Search the entries below for the word "rate" and copy every line where it appears.
········
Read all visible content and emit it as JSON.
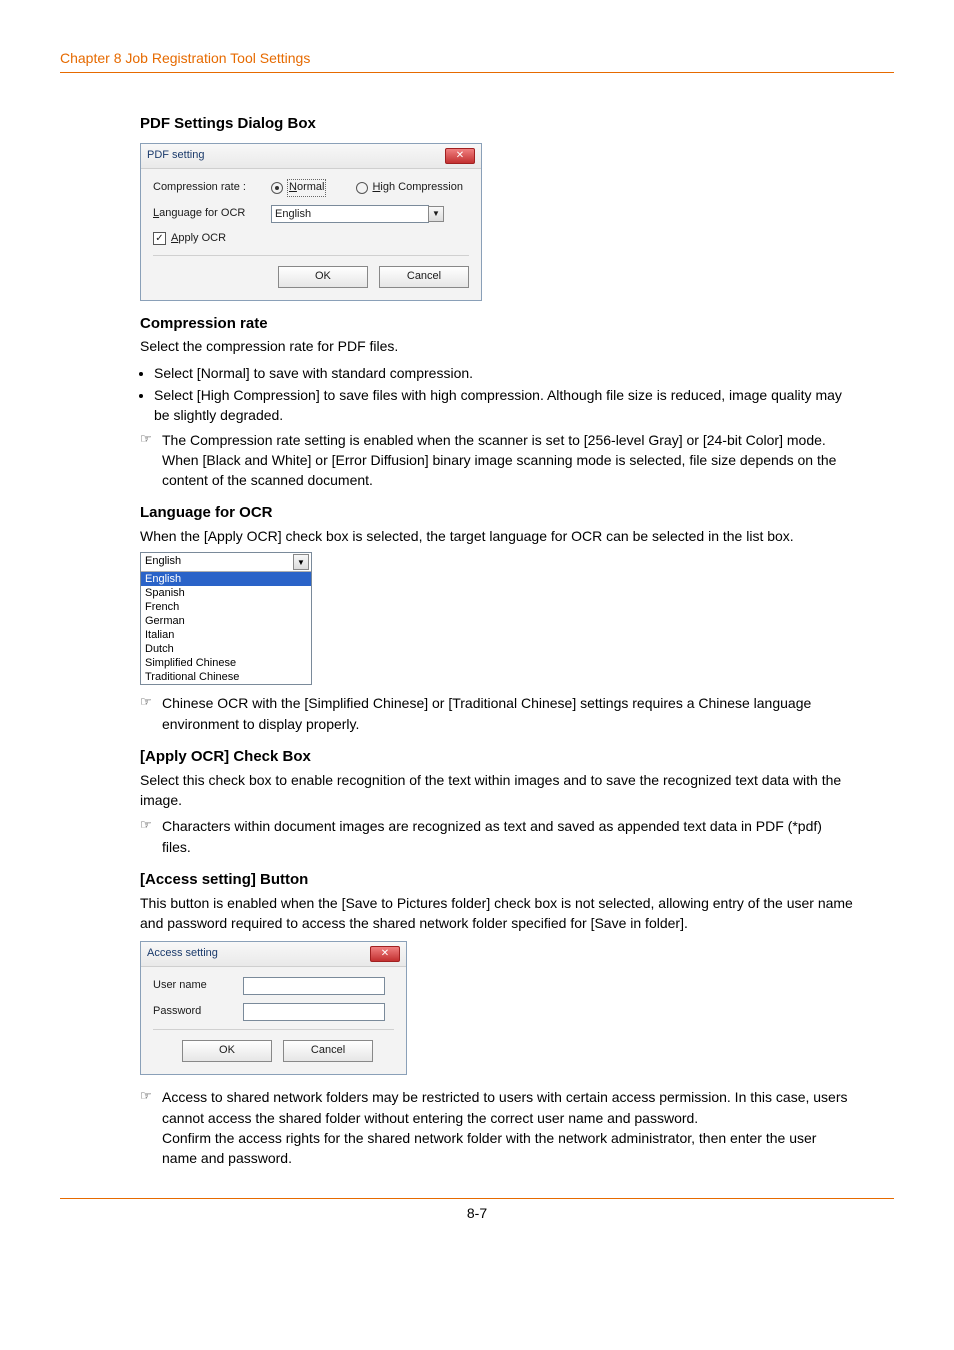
{
  "chapter": "Chapter 8   Job Registration Tool Settings",
  "page_number": "8-7",
  "section_title": "PDF Settings Dialog Box",
  "dlg_pdf": {
    "title": "PDF setting",
    "compression_label": "Compression rate :",
    "radio_normal_prefix": "N",
    "radio_normal_rest": "ormal",
    "radio_high_prefix": "H",
    "radio_high_rest": "igh Compression",
    "lang_label_prefix": "L",
    "lang_label_rest": "anguage for OCR",
    "lang_value": "English",
    "apply_prefix": "A",
    "apply_rest": "pply OCR",
    "ok": "OK",
    "cancel": "Cancel"
  },
  "h_comp": "Compression rate",
  "p_comp": "Select the compression rate for PDF files.",
  "b_comp_1": "Select [Normal] to save with standard compression.",
  "b_comp_2": "Select [High Compression] to save files with high compression. Although file size is reduced, image quality may be slightly degraded.",
  "n_comp": "The Compression rate setting is enabled when the scanner is set to [256-level Gray] or [24-bit Color] mode. When [Black and White] or [Error Diffusion] binary image scanning mode is selected, file size depends on the content of the scanned document.",
  "h_lang": "Language for OCR",
  "p_lang": "When the [Apply OCR] check box is selected, the target language for OCR can be selected in the list box.",
  "lang_list": {
    "selected": "English",
    "items": [
      "English",
      "Spanish",
      "French",
      "German",
      "Italian",
      "Dutch",
      "Simplified Chinese",
      "Traditional Chinese"
    ]
  },
  "n_lang": "Chinese OCR with the [Simplified Chinese] or [Traditional Chinese] settings requires a Chinese language environment to display properly.",
  "h_apply": "[Apply OCR] Check Box",
  "p_apply": "Select this check box to enable recognition of the text within images and to save the recognized text data with the image.",
  "n_apply": "Characters within document images are recognized as text and saved as appended text data in PDF (*pdf) files.",
  "h_access": "[Access setting] Button",
  "p_access": "This button is enabled when the [Save to Pictures folder] check box is not selected, allowing entry of the user name and password required to access the shared network folder specified for [Save in folder].",
  "dlg_access": {
    "title": "Access setting",
    "user": "User name",
    "pass": "Password",
    "ok": "OK",
    "cancel": "Cancel"
  },
  "n_access_1": "Access to shared network folders may be restricted to users with certain access permission. In this case, users cannot access the shared folder without entering the correct user name and password.",
  "n_access_2": "Confirm the access rights for the shared network folder with the network administrator, then enter the user name and password."
}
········
» Task result:
    "compression_label": "Compression rate :",
  "h_comp": "Compression rate",
  "p_comp": "Select the compression rate for PDF files.",
  "n_comp": "The Compression rate setting is enabled when the scanner is set to [256-level Gray] or [24-bit Color] mode. When [Black and White] or [Error Diffusion] binary image scanning mode is selected, file size depends on the content of the scanned document.",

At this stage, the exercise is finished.